→ **Directions**
Copy out all of the data word for word. Omit every picture.

*** Given data ***

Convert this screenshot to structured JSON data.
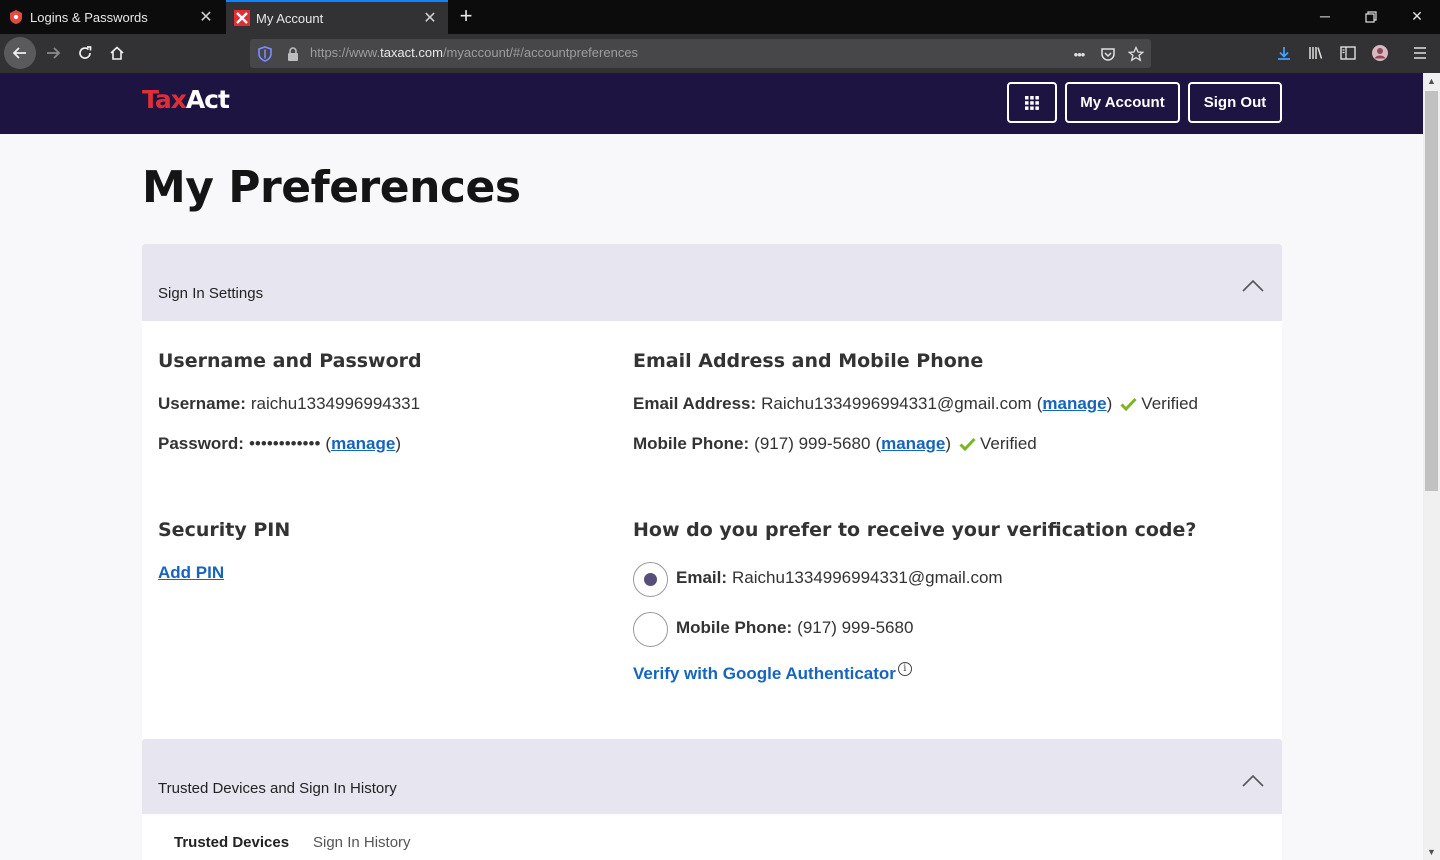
{
  "browser": {
    "tabs": [
      {
        "title": "Logins & Passwords",
        "active": false
      },
      {
        "title": "My Account",
        "active": true
      }
    ],
    "url": {
      "prefix": "https://www.",
      "domain": "taxact.com",
      "path": "/myaccount/#/accountpreferences"
    },
    "url_menu_glyph": "•••"
  },
  "site": {
    "logo": {
      "tax": "Tax",
      "act": "Act"
    },
    "header_buttons": {
      "my_account": "My Account",
      "sign_out": "Sign Out"
    }
  },
  "page": {
    "title": "My Preferences",
    "sign_in_settings": {
      "heading": "Sign In Settings",
      "username_password": {
        "heading": "Username and Password",
        "username_label": "Username:",
        "username_value": "raichu1334996994331",
        "password_label": "Password:",
        "password_mask": "••••••••••••",
        "manage": "manage"
      },
      "email_phone": {
        "heading": "Email Address and Mobile Phone",
        "email_label": "Email Address:",
        "email_value": "Raichu1334996994331@gmail.com",
        "phone_label": "Mobile Phone:",
        "phone_value": "(917) 999-5680",
        "manage": "manage",
        "verified": "Verified"
      },
      "security_pin": {
        "heading": "Security PIN",
        "add_pin": "Add PIN"
      },
      "verification": {
        "heading": "How do you prefer to receive your verification code?",
        "options": [
          {
            "label": "Email:",
            "value": "Raichu1334996994331@gmail.com",
            "selected": true
          },
          {
            "label": "Mobile Phone:",
            "value": "(917) 999-5680",
            "selected": false
          }
        ],
        "google_auth": "Verify with Google Authenticator",
        "info_glyph": "i"
      }
    },
    "trusted_devices": {
      "heading": "Trusted Devices and Sign In History",
      "tabs": [
        "Trusted Devices",
        "Sign In History"
      ]
    }
  },
  "colors": {
    "header_bg": "#1d1441",
    "brand_red": "#e02e36",
    "link": "#1565c0",
    "verified_check": "#7bb61f",
    "panel_head": "#e7e6f0"
  }
}
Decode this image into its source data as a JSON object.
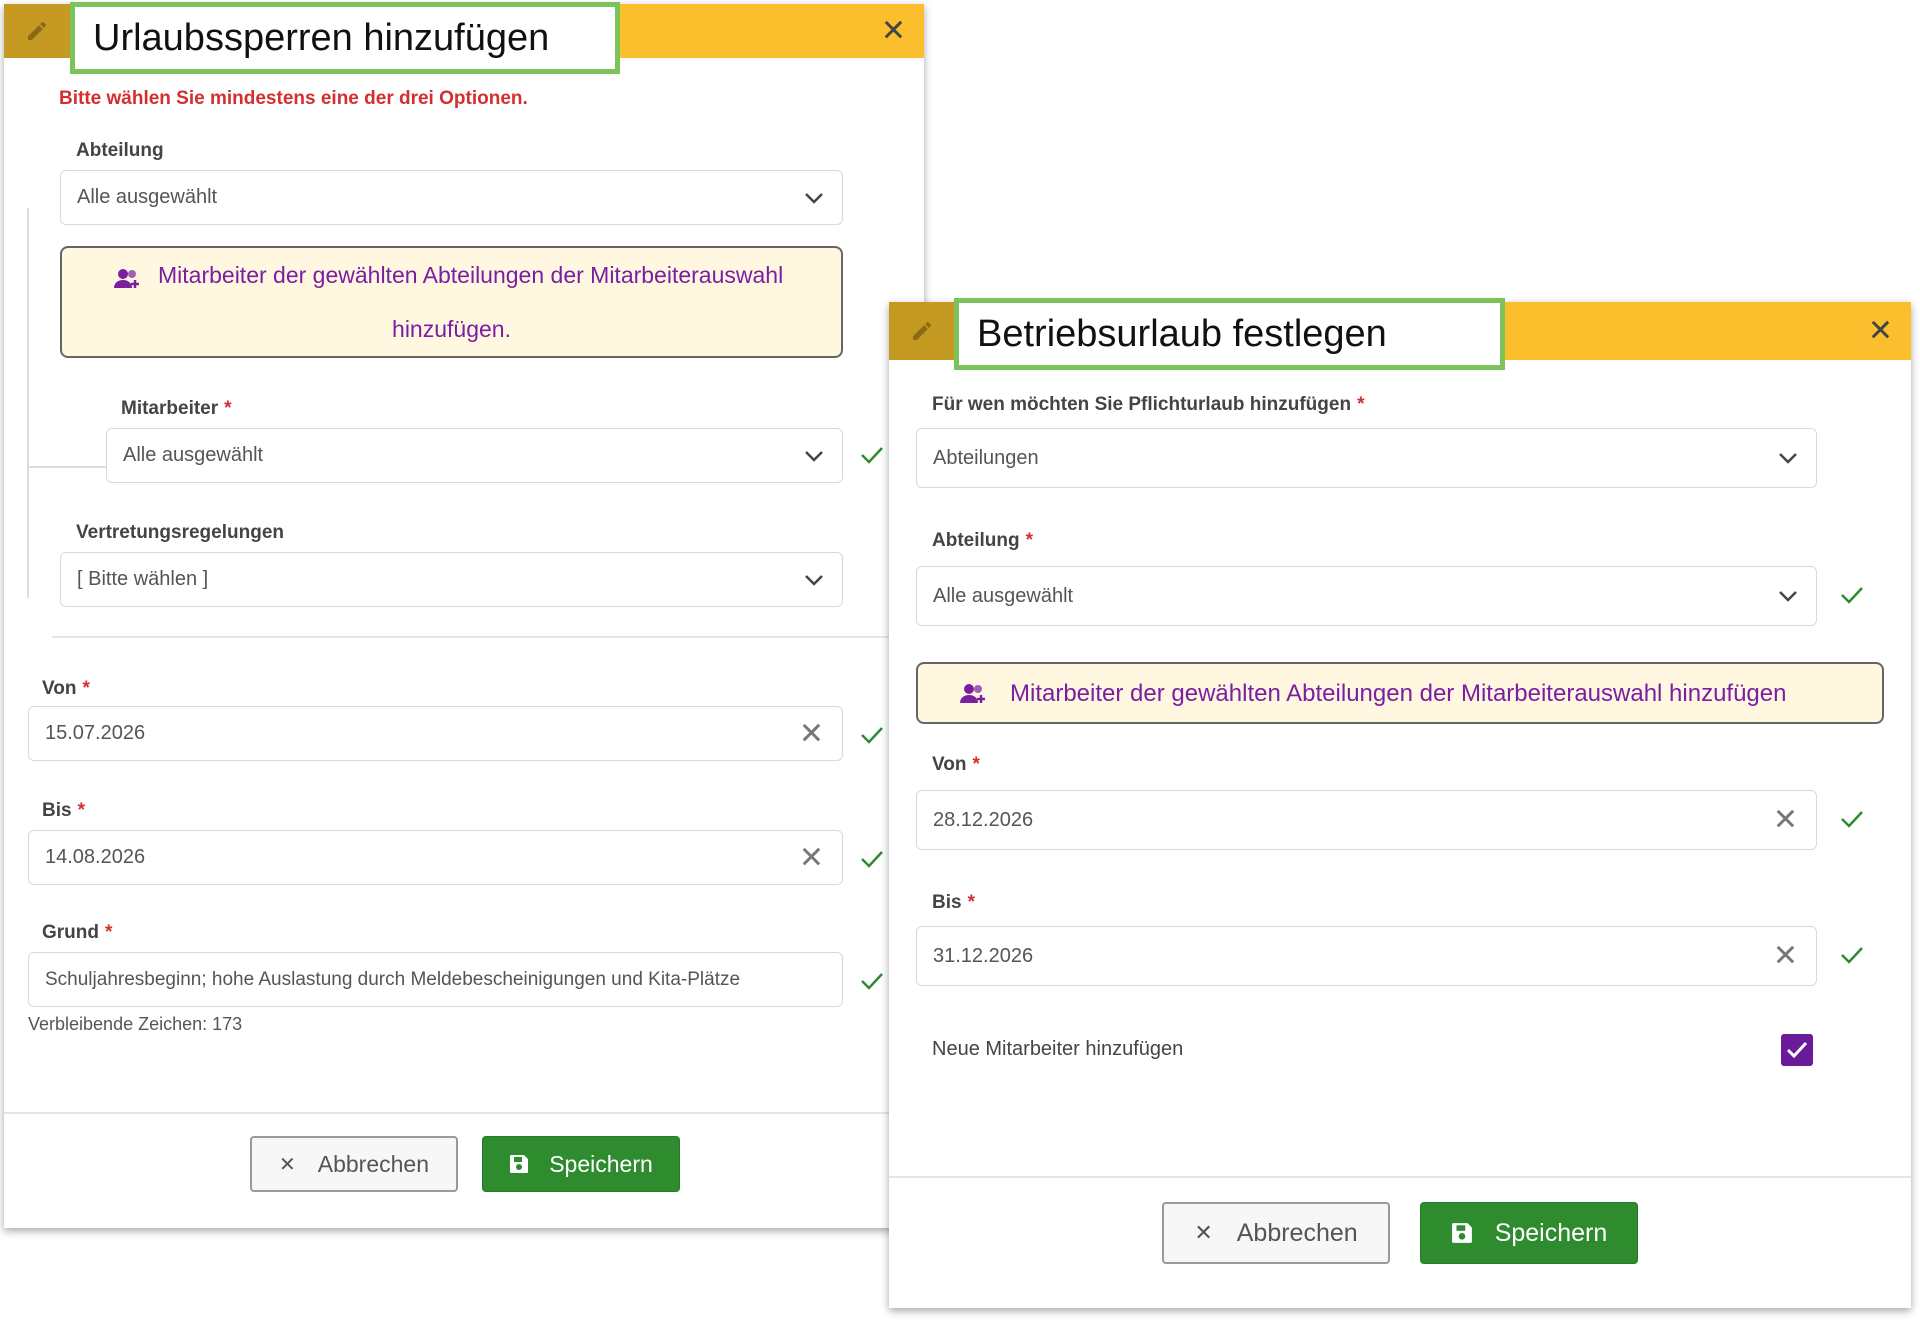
{
  "dialog1": {
    "title": "Urlaubssperren hinzufügen",
    "error": "Bitte wählen Sie mindestens eine der drei Optionen.",
    "abteilung": {
      "label": "Abteilung",
      "value": "Alle ausgewählt"
    },
    "add_employees_line1": "Mitarbeiter der gewählten Abteilungen der Mitarbeiterauswahl",
    "add_employees_line2": "hinzufügen.",
    "mitarbeiter": {
      "label": "Mitarbeiter",
      "value": "Alle ausgewählt"
    },
    "vertretung": {
      "label": "Vertretungsregelungen",
      "value": "[ Bitte wählen ]"
    },
    "von": {
      "label": "Von",
      "value": "15.07.2026"
    },
    "bis": {
      "label": "Bis",
      "value": "14.08.2026"
    },
    "grund": {
      "label": "Grund",
      "value": "Schuljahresbeginn; hohe Auslastung durch Meldebescheinigungen und Kita-Plätze"
    },
    "remaining": "Verbleibende Zeichen: 173",
    "cancel_label": "Abbrechen",
    "save_label": "Speichern"
  },
  "dialog2": {
    "title": "Betriebsurlaub festlegen",
    "target": {
      "label": "Für wen möchten Sie Pflichturlaub hinzufügen",
      "value": "Abteilungen"
    },
    "abteilung": {
      "label": "Abteilung",
      "value": "Alle ausgewählt"
    },
    "add_employees": "Mitarbeiter der gewählten Abteilungen der Mitarbeiterauswahl hinzufügen",
    "von": {
      "label": "Von",
      "value": "28.12.2026"
    },
    "bis": {
      "label": "Bis",
      "value": "31.12.2026"
    },
    "new_employees": {
      "label": "Neue Mitarbeiter hinzufügen",
      "checked": true
    },
    "cancel_label": "Abbrechen",
    "save_label": "Speichern"
  },
  "common": {
    "required_mark": "*",
    "close_glyph": "✕",
    "clear_glyph": "✕"
  },
  "colors": {
    "header": "#fbbf2d",
    "title_border": "#7dc35b",
    "error": "#d32f2f",
    "accent_purple": "#7a1fa2",
    "save_green": "#2e8b2e",
    "check_green": "#2e8b2e"
  },
  "icons": [
    "pencil-icon",
    "close-icon",
    "chevron-down-icon",
    "check-icon",
    "users-add-icon",
    "clear-icon",
    "floppy-icon",
    "checkbox-checked-icon"
  ]
}
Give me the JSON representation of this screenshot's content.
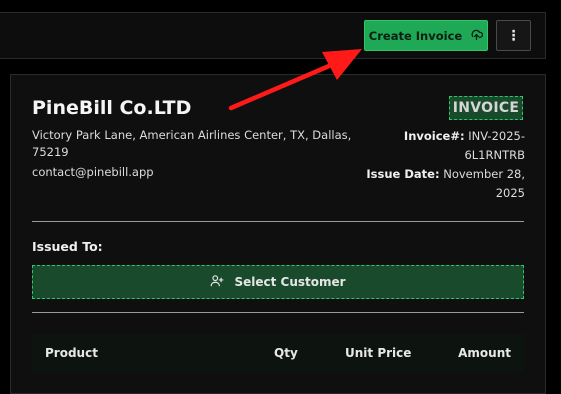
{
  "toolbar": {
    "create_label": "Create Invoice",
    "create_icon": "cloud-upload-icon",
    "more_icon": "more-vertical-icon",
    "more_glyph": "⋮"
  },
  "company": {
    "name": "PineBill Co.LTD",
    "address": "Victory Park Lane, American Airlines Center, TX, Dallas, 75219",
    "email": "contact@pinebill.app"
  },
  "invoice": {
    "badge": "INVOICE",
    "number_label": "Invoice#:",
    "number_value": "INV-2025-6L1RNTRB",
    "date_label": "Issue Date:",
    "date_value": "November 28, 2025"
  },
  "issued_to": {
    "label": "Issued To:",
    "select_label": "Select Customer",
    "select_icon": "user-plus-icon"
  },
  "table": {
    "columns": [
      "Product",
      "Qty",
      "Unit Price",
      "Amount"
    ]
  },
  "colors": {
    "accent": "#1fa855",
    "annotation_arrow": "#ff1a1a"
  }
}
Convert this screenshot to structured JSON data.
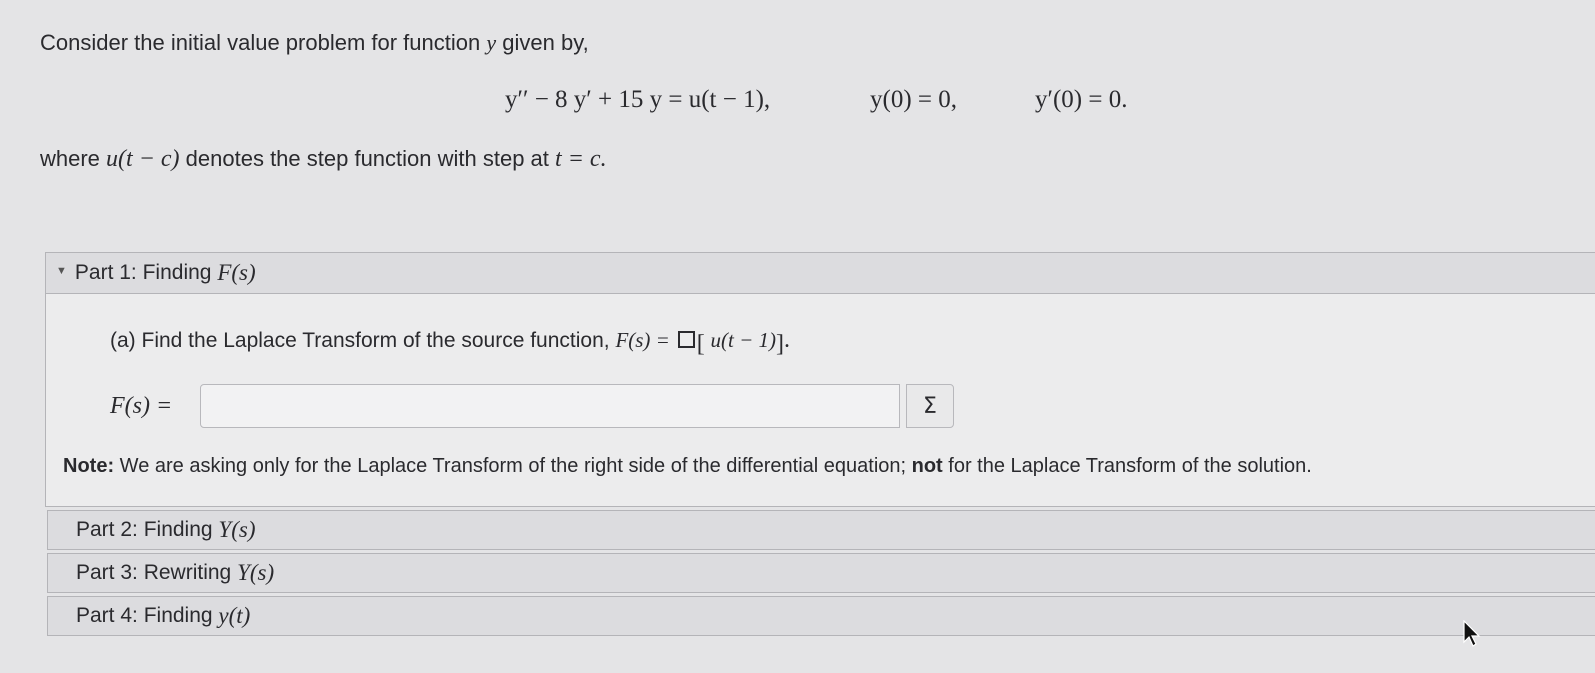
{
  "intro": {
    "text": "Consider the initial value problem for function",
    "var": "y",
    "suffix": "given by,"
  },
  "equation": {
    "main_lhs": "y′′ − 8 y′ + 15 y =",
    "main_rhs": "u(t − 1),",
    "ic1": "y(0) = 0,",
    "ic2": "y′(0) = 0."
  },
  "where_line": {
    "prefix": "where",
    "func": "u(t − c)",
    "middle": "denotes the step function with step at",
    "cond": "t = c."
  },
  "part1": {
    "title_text": "Part 1: Finding",
    "title_math": "F(s)",
    "question_text": "(a) Find the Laplace Transform of the source function,",
    "question_math_lhs": "F(s) =",
    "question_math_arg": "u(t − 1)",
    "answer_label": "F(s) =",
    "answer_value": "",
    "sigma_label": "Σ",
    "note_bold": "Note:",
    "note_text1": "We are asking only for the Laplace Transform of the right side of the differential equation;",
    "note_not": "not",
    "note_text2": "for the Laplace Transform of the solution."
  },
  "part2": {
    "title_text": "Part 2: Finding",
    "title_math": "Y(s)"
  },
  "part3": {
    "title_text": "Part 3: Rewriting",
    "title_math": "Y(s)"
  },
  "part4": {
    "title_text": "Part 4: Finding",
    "title_math": "y(t)"
  },
  "icons": {
    "cursor": "mouse-pointer-icon",
    "caret": "triangle-down-icon"
  }
}
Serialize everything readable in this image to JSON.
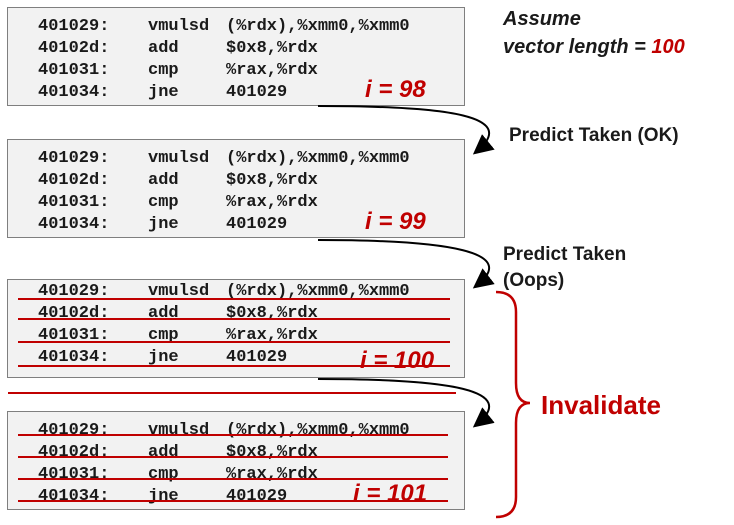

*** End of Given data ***

→ **Exercise result**
Convert this screenshot to structured JSON data.
{
  "browser": {
    "tabs": [
      {
        "title": "Logins & Passwords",
        "active": false
      },
      {
        "title": "My Account",
        "active": true
      }
    ],
    "url": {
      "prefix": "https://www.",
      "domain": "taxact.com",
      "path": "/myaccount/#/accountpreferences"
    },
    "url_menu_glyph": "•••"
  },
  "site": {
    "logo": {
      "tax": "Tax",
      "act": "Act"
    },
    "header_buttons": {
      "my_account": "My Account",
      "sign_out": "Sign Out"
    }
  },
  "page": {
    "title": "My Preferences",
    "sign_in_settings": {
      "heading": "Sign In Settings",
      "username_password": {
        "heading": "Username and Password",
        "username_label": "Username:",
        "username_value": "raichu1334996994331",
        "password_label": "Password:",
        "password_mask": "••••••••••••",
        "manage": "manage"
      },
      "email_phone": {
        "heading": "Email Address and Mobile Phone",
        "email_label": "Email Address:",
        "email_value": "Raichu1334996994331@gmail.com",
        "phone_label": "Mobile Phone:",
        "phone_value": "(917) 999-5680",
        "manage": "manage",
        "verified": "Verified"
      },
      "security_pin": {
        "heading": "Security PIN",
        "add_pin": "Add PIN"
      },
      "verification": {
        "heading": "How do you prefer to receive your verification code?",
        "options": [
          {
            "label": "Email:",
            "value": "Raichu1334996994331@gmail.com",
            "selected": true
          },
          {
            "label": "Mobile Phone:",
            "value": "(917) 999-5680",
            "selected": false
          }
        ],
        "google_auth": "Verify with Google Authenticator",
        "info_glyph": "i"
      }
    },
    "trusted_devices": {
      "heading": "Trusted Devices and Sign In History",
      "tabs": [
        "Trusted Devices",
        "Sign In History"
      ]
    }
  },
  "colors": {
    "header_bg": "#1d1441",
    "brand_red": "#e02e36",
    "link": "#1565c0",
    "verified_check": "#7bb61f",
    "panel_head": "#e7e6f0"
  }
}
Decode this image into its source data as a JSON object.
{
  "dialog1": {
    "title": "Urlaubssperren hinzufügen",
    "error": "Bitte wählen Sie mindestens eine der drei Optionen.",
    "abteilung": {
      "label": "Abteilung",
      "value": "Alle ausgewählt"
    },
    "add_employees_line1": "Mitarbeiter der gewählten Abteilungen der Mitarbeiterauswahl",
    "add_employees_line2": "hinzufügen.",
    "mitarbeiter": {
      "label": "Mitarbeiter",
      "value": "Alle ausgewählt"
    },
    "vertretung": {
      "label": "Vertretungsregelungen",
      "value": "[ Bitte wählen ]"
    },
    "von": {
      "label": "Von",
      "value": "15.07.2026"
    },
    "bis": {
      "label": "Bis",
      "value": "14.08.2026"
    },
    "grund": {
      "label": "Grund",
      "value": "Schuljahresbeginn; hohe Auslastung durch Meldebescheinigungen und Kita-Plätze"
    },
    "remaining": "Verbleibende Zeichen: 173",
    "cancel_label": "Abbrechen",
    "save_label": "Speichern"
  },
  "dialog2": {
    "title": "Betriebsurlaub festlegen",
    "target": {
      "label": "Für wen möchten Sie Pflichturlaub hinzufügen",
      "value": "Abteilungen"
    },
    "abteilung": {
      "label": "Abteilung",
      "value": "Alle ausgewählt"
    },
    "add_employees": "Mitarbeiter der gewählten Abteilungen der Mitarbeiterauswahl hinzufügen",
    "von": {
      "label": "Von",
      "value": "28.12.2026"
    },
    "bis": {
      "label": "Bis",
      "value": "31.12.2026"
    },
    "new_employees": {
      "label": "Neue Mitarbeiter hinzufügen",
      "checked": true
    },
    "cancel_label": "Abbrechen",
    "save_label": "Speichern"
  },
  "common": {
    "required_mark": "*",
    "close_glyph": "✕",
    "clear_glyph": "✕"
  },
  "colors": {
    "header": "#fbbf2d",
    "title_border": "#7dc35b",
    "error": "#d32f2f",
    "accent_purple": "#7a1fa2",
    "save_green": "#2e8b2e",
    "check_green": "#2e8b2e"
  },
  "icons": [
    "pencil-icon",
    "close-icon",
    "chevron-down-icon",
    "check-icon",
    "users-add-icon",
    "clear-icon",
    "floppy-icon",
    "checkbox-checked-icon"
  ]
}
Give me the JSON representation of this screenshot's content.
{
  "toolbar": {
    "create_label": "Create Invoice",
    "create_icon": "cloud-upload-icon",
    "more_icon": "more-vertical-icon",
    "more_glyph": "⋮"
  },
  "company": {
    "name": "PineBill Co.LTD",
    "address": "Victory Park Lane, American Airlines Center, TX, Dallas, 75219",
    "email": "contact@pinebill.app"
  },
  "invoice": {
    "badge": "INVOICE",
    "number_label": "Invoice#:",
    "number_value": "INV-2025-6L1RNTRB",
    "date_label": "Issue Date:",
    "date_value": "November 28, 2025"
  },
  "issued_to": {
    "label": "Issued To:",
    "select_label": "Select Customer",
    "select_icon": "user-plus-icon"
  },
  "table": {
    "columns": [
      "Product",
      "Qty",
      "Unit Price",
      "Amount"
    ]
  },
  "colors": {
    "accent": "#1fa855",
    "annotation_arrow": "#ff1a1a"
  }
}
Convert this screenshot to structured JSON data.
{
  "intro": {
    "text": "Consider the initial value problem for function",
    "var": "y",
    "suffix": "given by,"
  },
  "equation": {
    "main_lhs": "y′′ − 8 y′ + 15 y =",
    "main_rhs": "u(t − 1),",
    "ic1": "y(0) = 0,",
    "ic2": "y′(0) = 0."
  },
  "where_line": {
    "prefix": "where",
    "func": "u(t − c)",
    "middle": "denotes the step function with step at",
    "cond": "t = c."
  },
  "part1": {
    "title_text": "Part 1: Finding",
    "title_math": "F(s)",
    "question_text": "(a) Find the Laplace Transform of the source function,",
    "question_math_lhs": "F(s) =",
    "question_math_arg": "u(t − 1)",
    "answer_label": "F(s) =",
    "answer_value": "",
    "sigma_label": "Σ",
    "note_bold": "Note:",
    "note_text1": "We are asking only for the Laplace Transform of the right side of the differential equation;",
    "note_not": "not",
    "note_text2": "for the Laplace Transform of the solution."
  },
  "part2": {
    "title_text": "Part 2: Finding",
    "title_math": "Y(s)"
  },
  "part3": {
    "title_text": "Part 3: Rewriting",
    "title_math": "Y(s)"
  },
  "part4": {
    "title_text": "Part 4: Finding",
    "title_math": "y(t)"
  },
  "icons": {
    "cursor": "mouse-pointer-icon",
    "caret": "triangle-down-icon"
  }
}
Serialize everything readable in this image to JSON.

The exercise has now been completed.